The gearbox has also been tweaked to produce even snappier shifts than before, and the car's responses have been altered subtly within the three different drive modes - Normal, Sport and Track - to further increase the driver appeal.
More modifications have been applied to both the soft and hardware of the suspension to sharpen the handling, but at the same time that spookily smooth ride quality that so distinguishes the hydraulically controlled 12C hasn't been compromised in any way.
Instead the car simply feels crisper in its most aggressive setting and even more soothing in its most relaxed modes, says McLaren, providing it with a far broader dynamic repertoire than a 12C.
Outwardly it doesn't take long to pick the 650S out beside a 12C. The new nose treatment has more than a whiff of P1 about it and will, says McLaren, form a key part of the company's design ethos from now on.

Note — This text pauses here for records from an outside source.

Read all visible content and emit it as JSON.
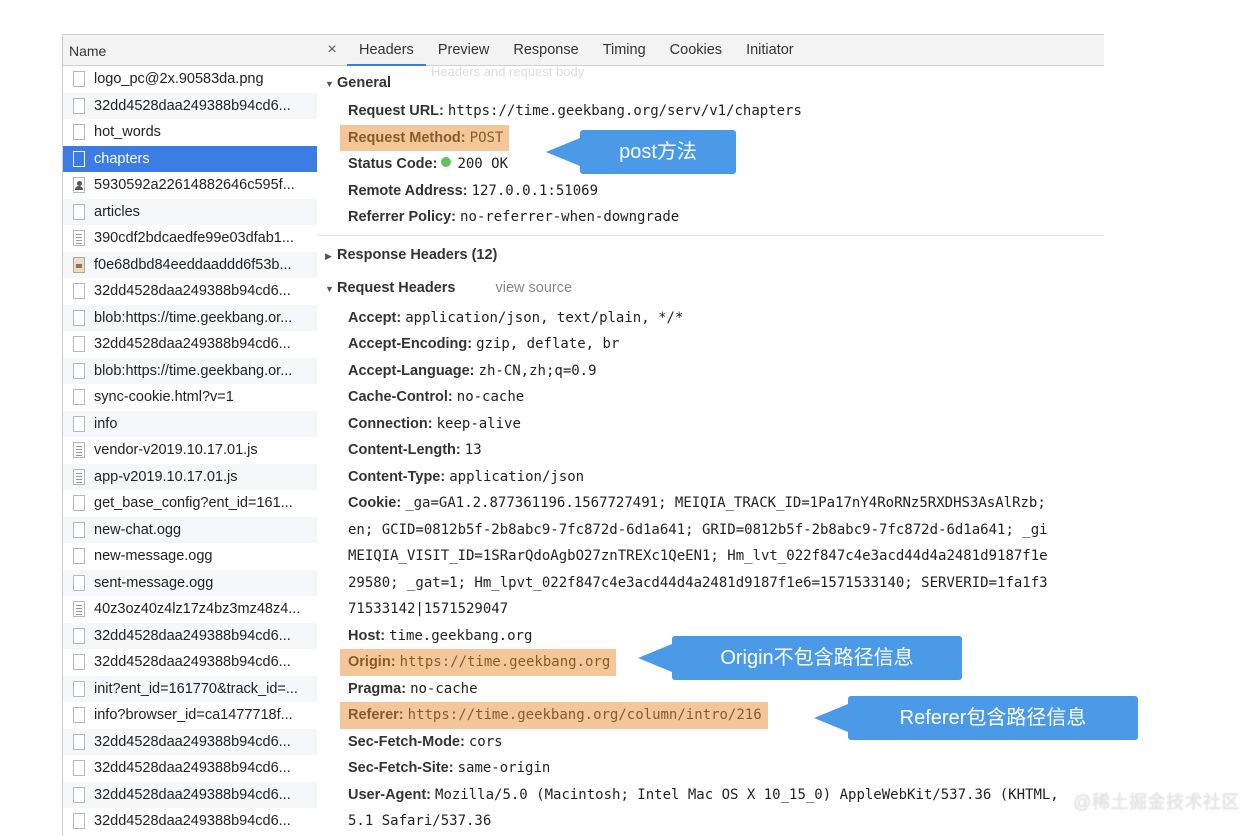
{
  "left": {
    "header": "Name",
    "items": [
      {
        "name": "logo_pc@2x.90583da.png",
        "icon": "file"
      },
      {
        "name": "32dd4528daa249388b94cd6...",
        "icon": "file"
      },
      {
        "name": "hot_words",
        "icon": "file"
      },
      {
        "name": "chapters",
        "icon": "file",
        "selected": true
      },
      {
        "name": "5930592a22614882646c595f...",
        "icon": "person"
      },
      {
        "name": "articles",
        "icon": "file"
      },
      {
        "name": "390cdf2bdcaedfe99e03dfab1...",
        "icon": "doc"
      },
      {
        "name": "f0e68dbd84eeddaaddd6f53b...",
        "icon": "img"
      },
      {
        "name": "32dd4528daa249388b94cd6...",
        "icon": "file"
      },
      {
        "name": "blob:https://time.geekbang.or...",
        "icon": "file"
      },
      {
        "name": "32dd4528daa249388b94cd6...",
        "icon": "file"
      },
      {
        "name": "blob:https://time.geekbang.or...",
        "icon": "file"
      },
      {
        "name": "sync-cookie.html?v=1",
        "icon": "file"
      },
      {
        "name": "info",
        "icon": "file"
      },
      {
        "name": "vendor-v2019.10.17.01.js",
        "icon": "doc"
      },
      {
        "name": "app-v2019.10.17.01.js",
        "icon": "doc"
      },
      {
        "name": "get_base_config?ent_id=161...",
        "icon": "file"
      },
      {
        "name": "new-chat.ogg",
        "icon": "file"
      },
      {
        "name": "new-message.ogg",
        "icon": "file"
      },
      {
        "name": "sent-message.ogg",
        "icon": "file"
      },
      {
        "name": "40z3oz40z4lz17z4bz3mz48z4...",
        "icon": "doc"
      },
      {
        "name": "32dd4528daa249388b94cd6...",
        "icon": "file"
      },
      {
        "name": "32dd4528daa249388b94cd6...",
        "icon": "file"
      },
      {
        "name": "init?ent_id=161770&track_id=...",
        "icon": "file"
      },
      {
        "name": "info?browser_id=ca1477718f...",
        "icon": "file"
      },
      {
        "name": "32dd4528daa249388b94cd6...",
        "icon": "file"
      },
      {
        "name": "32dd4528daa249388b94cd6...",
        "icon": "file"
      },
      {
        "name": "32dd4528daa249388b94cd6...",
        "icon": "file"
      },
      {
        "name": "32dd4528daa249388b94cd6...",
        "icon": "file"
      }
    ]
  },
  "tabs": {
    "close": "×",
    "items": [
      "Headers",
      "Preview",
      "Response",
      "Timing",
      "Cookies",
      "Initiator"
    ],
    "active": "Headers",
    "tooltip": "Headers and request body"
  },
  "general": {
    "title": "General",
    "request_url": {
      "k": "Request URL:",
      "v": "https://time.geekbang.org/serv/v1/chapters"
    },
    "request_method": {
      "k": "Request Method:",
      "v": "POST"
    },
    "status_code": {
      "k": "Status Code:",
      "v": "200 OK"
    },
    "remote_address": {
      "k": "Remote Address:",
      "v": "127.0.0.1:51069"
    },
    "referrer_policy": {
      "k": "Referrer Policy:",
      "v": "no-referrer-when-downgrade"
    }
  },
  "response_headers": {
    "title": "Response Headers (12)"
  },
  "request_headers": {
    "title": "Request Headers",
    "view_source": "view source",
    "accept": {
      "k": "Accept:",
      "v": "application/json, text/plain, */*"
    },
    "accept_encoding": {
      "k": "Accept-Encoding:",
      "v": "gzip, deflate, br"
    },
    "accept_language": {
      "k": "Accept-Language:",
      "v": "zh-CN,zh;q=0.9"
    },
    "cache_control": {
      "k": "Cache-Control:",
      "v": "no-cache"
    },
    "connection": {
      "k": "Connection:",
      "v": "keep-alive"
    },
    "content_length": {
      "k": "Content-Length:",
      "v": "13"
    },
    "content_type": {
      "k": "Content-Type:",
      "v": "application/json"
    },
    "cookie": {
      "k": "Cookie:",
      "line1": "_ga=GA1.2.877361196.1567727491; MEIQIA_TRACK_ID=1Pa17nY4RoRNz5RXDHS3AsAlRzb;",
      "line2": "en; GCID=0812b5f-2b8abc9-7fc872d-6d1a641; GRID=0812b5f-2b8abc9-7fc872d-6d1a641; _gi",
      "line3": "MEIQIA_VISIT_ID=1SRarQdoAgbO27znTREXc1QeEN1; Hm_lvt_022f847c4e3acd44d4a2481d9187f1e",
      "line4": "29580; _gat=1; Hm_lpvt_022f847c4e3acd44d4a2481d9187f1e6=1571533140; SERVERID=1fa1f3",
      "line5": "71533142|1571529047"
    },
    "host": {
      "k": "Host:",
      "v": "time.geekbang.org"
    },
    "origin": {
      "k": "Origin:",
      "v": "https://time.geekbang.org"
    },
    "pragma": {
      "k": "Pragma:",
      "v": "no-cache"
    },
    "referer": {
      "k": "Referer:",
      "v": "https://time.geekbang.org/column/intro/216"
    },
    "sec_fetch_mode": {
      "k": "Sec-Fetch-Mode:",
      "v": "cors"
    },
    "sec_fetch_site": {
      "k": "Sec-Fetch-Site:",
      "v": "same-origin"
    },
    "user_agent": {
      "k": "User-Agent:",
      "v": "Mozilla/5.0 (Macintosh; Intel Mac OS X 10_15_0) AppleWebKit/537.36 (KHTML,",
      "v2": "5.1 Safari/537.36"
    }
  },
  "callouts": {
    "post": "post方法",
    "origin": "Origin不包含路径信息",
    "referer": "Referer包含路径信息"
  },
  "watermark": "@稀土掘金技术社区",
  "colors": {
    "selected": "#3b7de5",
    "highlight": "#f4c79b",
    "callout": "#4a9ae8",
    "status_ok": "#5fc25a"
  }
}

You'd have a harder job to spot the differences from the rear mind; apart from a mildly redesigned diffuser and a couple of small new fillets of carbonfibre around the taillights, the 650S looks all but identical to a 12C from behind.
Inside there are several new features that distinguish the 650S; Alcantara becomes the standard trim material, the infotainment centre takes its cues from the P1 and is much more intuitive to use as a result, and if you specify the new carbonfibre sports seats - which cost £5000 (ouch) but are fabulous to sit in - you also shave a not insignificant 15kg from the car's already meagre 1330kg dry weight.
Everything is symmetrically created, so not is neat and tidy to look out, everything is also logically clustered together, which McLaren claims will minimising the time you waste learning where each function is. The portrait infotainment system is much improved over the 12C's with the sat nav far easier to use, although refresh rates are still an issue. Immediately below is the Adaptive Dynamics Panel where you can finetune to the 650S to best suit your driving characteristics.
Carbonfibre ceramic brake discs become standard fitments, as do Pirelli P-Zero Corsa tyres and LED headlights.
When all is said and done with the 650S, performance is what this car is chiefly about. Yes it looks better with its new nose, and yes it's easier to interact with once you have climbed inside but the key thing about the 650S is the way it drives; the way it goes; the immediacy with which it steers, the way it stops and the way it goes around corners. And in all of these areas the 650S is actually quite shocking to begin with in the way it does everything so much better than the 12C.
Its performance doesn't sound that much more potent on paper, not to begin with at any rate; the 0-60mph time has dropped from 3.2sec to 3.0sec while the 0-100mph time has fallen from 6.2sec to 5.7sec.
But when you examine those numbers more closely, especially the zero to 100mph time, you do at least get some idea as to how explosively fast the 650S now feels - because 5.7sec to 100mph is, by any standards and at any price point, ridiculously rapid, bearing in mind that the 650S is rear-wheel drive.
What's so impressive about the 650S, though, is that it backs its titanic new levels of performance with such a mighty set of brakes and such a well rounded set of responses from its steering, gearbox and suspension that it never feels like it has too much poke for its own good. However fast it can go, it can stop, steer, and change gear every bit as well.